The Pre-Code era also produced a string of game-changing underworld films that laid the foundations for cinema’s gangster, and shaped many of the distinguishing cornerstones for the genre.
Warner Brothers led the way with Little Caesar in 1931; a hard-hitting and highly influential mobster film, starring Edward G. Robinson as Rico ‘Little Caesar’ Bandello. A year later, riding off the notoriety of organised crime figures in the headlines, like Al Capone and John Dillinger, the studio released William A. Wellman’s The Public Enemy, with the film’s infamous protagonist Tom Powers played by the great James Cagney.
Sure, both these films detailed a consequential fall from grace, as their itchy-fingered protagonists finally caught up with the law, but never before had the crime film been presented so graphically, and in such a way that it’s growing audience could connect with.
United Artists would follow suit in 1932 with Scarface: Shame of a Nation. With actor Paul Muni playing the role of the callously cold-hearted Tony Calmonte (the character clearly draws many ‘coincidental’ parallels to Al Capone), the censorship boards at the time still forced many changes to the initial script, and the addition to the film’s title Shame of a Nation was added at their request. Other such notable Pre-Code crime films were City Streets (Paramount Pictures, 1931) and Taxi! (Warner Brothers, 1932).
These films made household names out of Edward G. Robinson, James Cagney, Paul Muni and George Raft, and the images of them toting deadly firearms has been etched into the annals of cinema history.
There were most certainly an array of notable filmmakers active in this period, but one director worth mentioning has got to be the great William (Wild Bill) Wellman.
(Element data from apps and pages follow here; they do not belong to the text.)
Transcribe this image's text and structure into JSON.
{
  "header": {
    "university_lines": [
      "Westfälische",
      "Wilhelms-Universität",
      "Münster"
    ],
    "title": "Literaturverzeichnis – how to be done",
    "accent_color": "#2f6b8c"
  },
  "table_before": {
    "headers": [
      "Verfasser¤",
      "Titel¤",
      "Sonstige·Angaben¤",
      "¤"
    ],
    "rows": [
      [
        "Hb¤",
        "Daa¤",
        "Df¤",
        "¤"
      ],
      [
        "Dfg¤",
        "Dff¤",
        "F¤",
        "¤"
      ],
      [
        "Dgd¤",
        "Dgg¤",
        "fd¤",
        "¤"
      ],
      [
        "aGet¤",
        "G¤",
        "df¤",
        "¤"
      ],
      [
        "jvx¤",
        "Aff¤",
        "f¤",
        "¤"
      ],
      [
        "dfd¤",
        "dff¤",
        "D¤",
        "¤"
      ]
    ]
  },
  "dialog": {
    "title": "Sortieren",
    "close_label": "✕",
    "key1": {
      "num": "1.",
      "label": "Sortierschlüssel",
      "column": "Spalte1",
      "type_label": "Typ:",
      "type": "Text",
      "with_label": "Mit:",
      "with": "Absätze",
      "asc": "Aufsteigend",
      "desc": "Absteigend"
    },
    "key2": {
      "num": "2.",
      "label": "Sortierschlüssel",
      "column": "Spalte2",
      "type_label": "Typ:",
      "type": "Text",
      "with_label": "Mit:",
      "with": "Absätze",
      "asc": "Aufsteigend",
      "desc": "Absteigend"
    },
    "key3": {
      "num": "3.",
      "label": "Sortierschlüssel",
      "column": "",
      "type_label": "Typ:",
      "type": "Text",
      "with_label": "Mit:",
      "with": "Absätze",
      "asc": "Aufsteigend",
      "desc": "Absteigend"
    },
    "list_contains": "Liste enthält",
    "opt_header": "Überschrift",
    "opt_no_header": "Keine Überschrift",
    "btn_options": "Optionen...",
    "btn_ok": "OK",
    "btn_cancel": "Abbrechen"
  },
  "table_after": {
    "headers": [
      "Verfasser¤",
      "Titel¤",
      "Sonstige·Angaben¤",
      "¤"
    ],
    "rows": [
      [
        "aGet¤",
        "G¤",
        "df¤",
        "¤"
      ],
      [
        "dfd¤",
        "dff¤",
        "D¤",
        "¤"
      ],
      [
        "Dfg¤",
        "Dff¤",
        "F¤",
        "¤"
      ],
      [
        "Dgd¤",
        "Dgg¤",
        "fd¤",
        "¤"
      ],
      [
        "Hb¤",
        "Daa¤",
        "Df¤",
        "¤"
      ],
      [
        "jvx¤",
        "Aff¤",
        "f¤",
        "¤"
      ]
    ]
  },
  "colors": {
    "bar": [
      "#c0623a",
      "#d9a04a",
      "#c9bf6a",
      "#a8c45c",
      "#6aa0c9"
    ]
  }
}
His films- like the aforementioned Public Enemy (1931), along with other Pre-Code classics like Other Men’s Women (1931), Purchase Price (1932), Heroes for Sale (1933) and Wild Boys of the Road (1933) display an empathetic flair for realism, and an innate understanding of the frail social conditions of the time.
From the unified group of steam engine workers in Other Men’s Women, to the returning World War I veteran who struggles to assimilate back into a society that has no room for him in Heroes for Sale, to the multitude of displaced and destitute adolescents who roam the country in search of a better life in Wild Boys of the Road, Wellman’s intuitive knack for crafting deeply relatable characters that still manage to touch audiences is indeed no small feat.
With a vigorous push from the conservative right, and from the Catholic and Protestant church movements after the Pre-Code era, protests and threats of a Hollywood boycott forced the studios into reevaluating their brand, and their motion pictures came under heavy censorship in the decades to follow. Some films of the Pre-Code era suffered irreparable alterations when studios attempted to reissue these films after 1934. In some instances, films like Mata Hari (1931), Arrowsmith (1931) and A Farewell To Arms (1933) are only available in their censored versions, whilst others are missing entirely because directors refused to have them put under the scalpel.
That being said, there is still to be found a treasure trove of classic gems from this period, as the passing of time has seen more of them placed under the public domain. But censorship, and the right to free speech and expression has arguably been the elephant in the room since the birth of cinema. As the industry would go on to face many more censorship adversities, including the McCarthyism witch hunts and trials a decade or so later, the art of filmmaking would be shaped by the evolution of society’s changing moral values.